What is being asked
This exercise calls for every line of the data below with the string "JSON" in it.

Element data from apps and pages
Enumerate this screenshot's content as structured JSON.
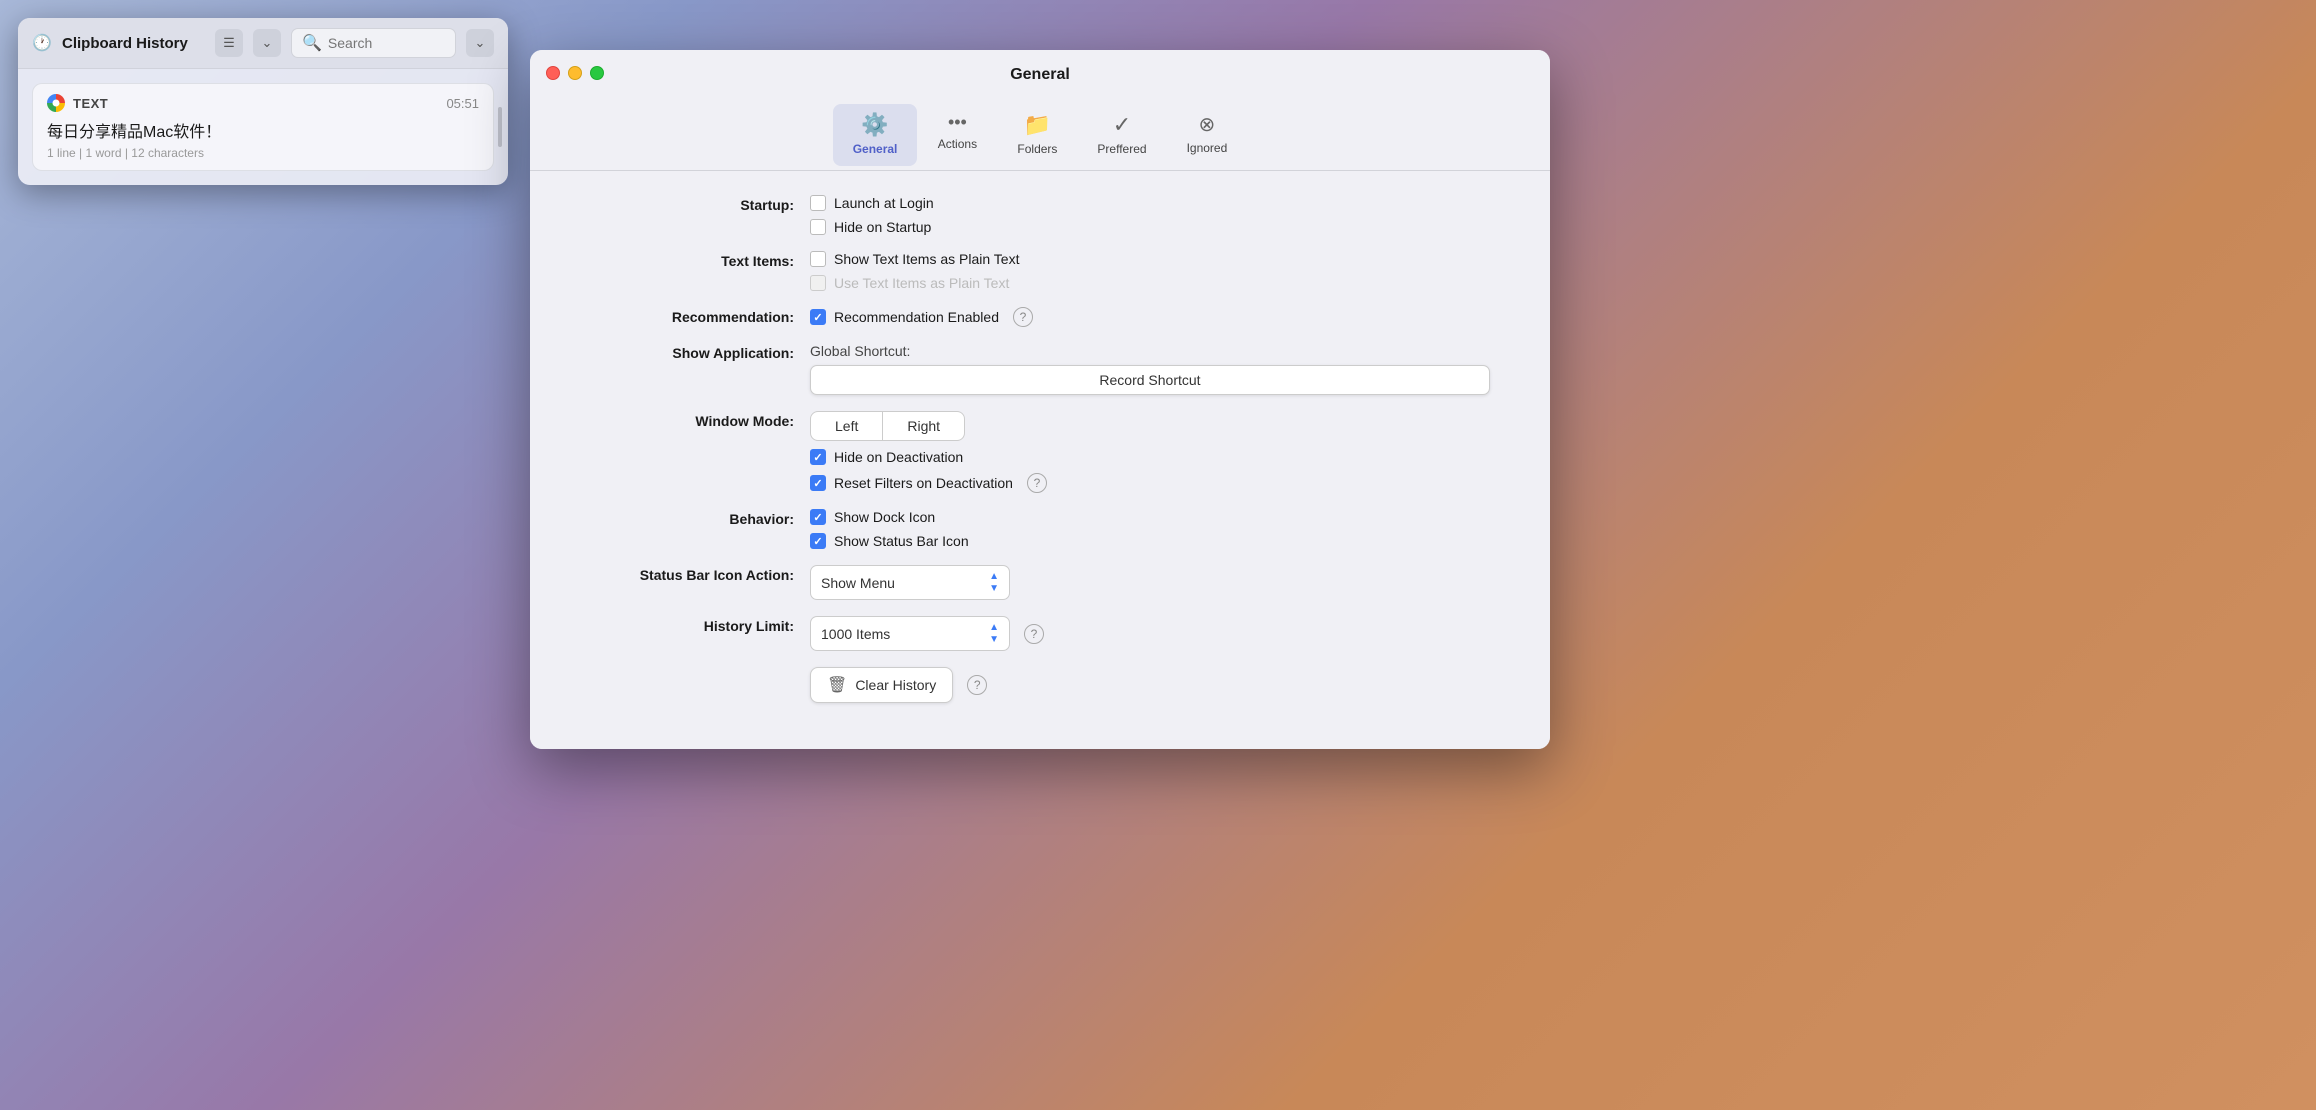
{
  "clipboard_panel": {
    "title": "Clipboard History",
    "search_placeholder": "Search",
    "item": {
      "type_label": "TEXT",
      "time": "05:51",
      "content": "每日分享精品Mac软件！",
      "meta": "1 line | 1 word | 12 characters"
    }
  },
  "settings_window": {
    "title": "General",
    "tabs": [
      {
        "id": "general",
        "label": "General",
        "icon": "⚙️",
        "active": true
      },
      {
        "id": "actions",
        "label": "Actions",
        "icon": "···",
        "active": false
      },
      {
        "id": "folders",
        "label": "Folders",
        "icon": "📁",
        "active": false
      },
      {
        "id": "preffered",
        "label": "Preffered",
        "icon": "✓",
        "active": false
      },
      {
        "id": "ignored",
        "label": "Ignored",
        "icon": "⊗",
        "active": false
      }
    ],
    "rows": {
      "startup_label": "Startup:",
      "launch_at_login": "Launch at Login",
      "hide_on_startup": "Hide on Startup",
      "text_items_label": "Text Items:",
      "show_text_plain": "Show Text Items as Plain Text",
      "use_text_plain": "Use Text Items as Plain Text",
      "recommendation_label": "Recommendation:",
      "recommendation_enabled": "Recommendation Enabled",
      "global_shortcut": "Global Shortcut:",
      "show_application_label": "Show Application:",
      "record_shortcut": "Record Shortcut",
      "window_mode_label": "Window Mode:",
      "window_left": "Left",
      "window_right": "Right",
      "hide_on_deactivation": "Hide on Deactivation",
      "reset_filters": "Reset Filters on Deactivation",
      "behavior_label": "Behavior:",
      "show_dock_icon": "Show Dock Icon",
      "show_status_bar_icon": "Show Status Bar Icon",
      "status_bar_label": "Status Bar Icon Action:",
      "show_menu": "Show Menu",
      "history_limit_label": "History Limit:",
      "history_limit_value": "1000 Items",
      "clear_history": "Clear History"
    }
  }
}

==

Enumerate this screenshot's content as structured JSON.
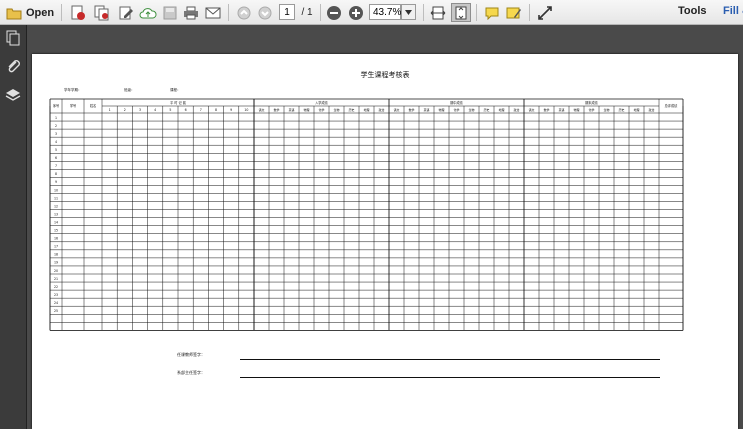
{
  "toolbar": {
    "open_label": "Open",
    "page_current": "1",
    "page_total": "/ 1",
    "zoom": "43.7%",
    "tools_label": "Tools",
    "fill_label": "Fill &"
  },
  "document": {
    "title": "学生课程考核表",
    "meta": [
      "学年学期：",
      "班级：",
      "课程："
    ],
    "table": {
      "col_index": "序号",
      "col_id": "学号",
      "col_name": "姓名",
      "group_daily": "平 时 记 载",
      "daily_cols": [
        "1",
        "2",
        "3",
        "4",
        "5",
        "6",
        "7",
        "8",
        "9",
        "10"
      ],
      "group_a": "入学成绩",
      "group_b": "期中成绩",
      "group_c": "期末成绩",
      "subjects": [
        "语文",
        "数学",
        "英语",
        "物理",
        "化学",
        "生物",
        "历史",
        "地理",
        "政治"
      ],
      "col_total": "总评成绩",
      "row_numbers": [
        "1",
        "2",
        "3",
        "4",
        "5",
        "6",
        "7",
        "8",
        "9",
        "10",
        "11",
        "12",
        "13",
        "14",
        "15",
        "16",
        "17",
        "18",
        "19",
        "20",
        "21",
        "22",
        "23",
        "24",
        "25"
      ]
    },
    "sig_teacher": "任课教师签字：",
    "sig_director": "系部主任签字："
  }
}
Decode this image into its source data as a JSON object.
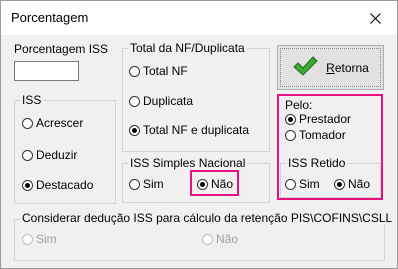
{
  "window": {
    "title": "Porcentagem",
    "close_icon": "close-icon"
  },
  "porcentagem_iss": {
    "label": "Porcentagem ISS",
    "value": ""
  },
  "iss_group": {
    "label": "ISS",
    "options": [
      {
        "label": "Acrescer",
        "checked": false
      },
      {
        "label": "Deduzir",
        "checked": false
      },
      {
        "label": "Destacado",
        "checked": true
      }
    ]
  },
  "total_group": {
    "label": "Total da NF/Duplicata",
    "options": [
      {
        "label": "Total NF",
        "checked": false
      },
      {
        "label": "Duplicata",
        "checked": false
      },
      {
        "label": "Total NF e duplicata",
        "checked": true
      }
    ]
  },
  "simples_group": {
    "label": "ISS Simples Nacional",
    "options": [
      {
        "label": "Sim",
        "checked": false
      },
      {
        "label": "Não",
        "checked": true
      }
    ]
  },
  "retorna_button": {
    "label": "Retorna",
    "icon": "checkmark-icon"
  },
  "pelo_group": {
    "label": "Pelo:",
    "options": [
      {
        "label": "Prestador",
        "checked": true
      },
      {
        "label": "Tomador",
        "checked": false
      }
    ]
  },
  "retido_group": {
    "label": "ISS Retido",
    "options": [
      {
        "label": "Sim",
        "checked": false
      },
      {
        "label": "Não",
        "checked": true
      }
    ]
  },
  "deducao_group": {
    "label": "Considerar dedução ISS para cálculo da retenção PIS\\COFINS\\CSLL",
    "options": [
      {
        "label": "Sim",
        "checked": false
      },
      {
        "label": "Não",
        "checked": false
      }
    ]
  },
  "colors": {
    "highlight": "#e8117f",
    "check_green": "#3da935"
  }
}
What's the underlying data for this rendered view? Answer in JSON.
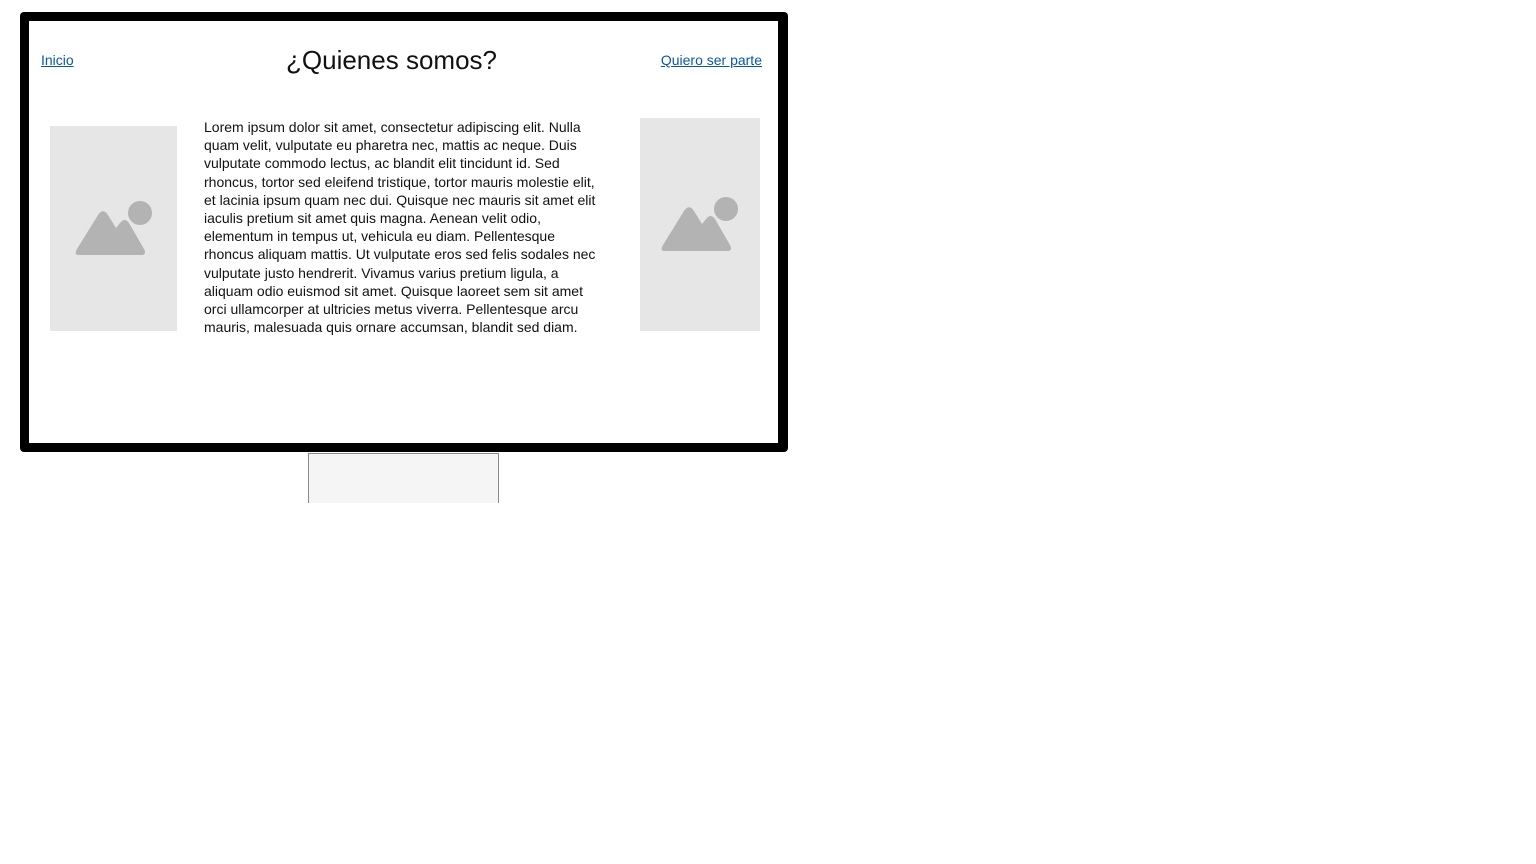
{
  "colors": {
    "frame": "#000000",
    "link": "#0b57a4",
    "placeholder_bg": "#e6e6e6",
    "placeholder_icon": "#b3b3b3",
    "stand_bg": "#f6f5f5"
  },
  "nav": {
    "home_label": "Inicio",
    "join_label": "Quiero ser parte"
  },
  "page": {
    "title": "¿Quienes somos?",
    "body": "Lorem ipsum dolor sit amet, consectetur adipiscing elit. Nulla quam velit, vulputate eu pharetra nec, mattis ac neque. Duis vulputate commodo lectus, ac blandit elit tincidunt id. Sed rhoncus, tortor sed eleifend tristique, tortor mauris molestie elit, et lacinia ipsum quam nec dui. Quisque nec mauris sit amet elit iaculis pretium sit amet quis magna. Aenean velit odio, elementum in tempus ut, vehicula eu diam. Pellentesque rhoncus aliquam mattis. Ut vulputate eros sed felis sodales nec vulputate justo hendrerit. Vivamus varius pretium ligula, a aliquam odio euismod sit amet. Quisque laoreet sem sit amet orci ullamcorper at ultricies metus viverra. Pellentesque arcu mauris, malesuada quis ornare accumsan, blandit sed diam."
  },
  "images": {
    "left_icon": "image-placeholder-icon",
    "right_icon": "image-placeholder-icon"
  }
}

Expected answer
Enumerate this screenshot's content as structured JSON.
Enumerate this screenshot's content as structured JSON.
Decode this image into its source data as a JSON object.
What's the underlying data for this rendered view? Answer in JSON.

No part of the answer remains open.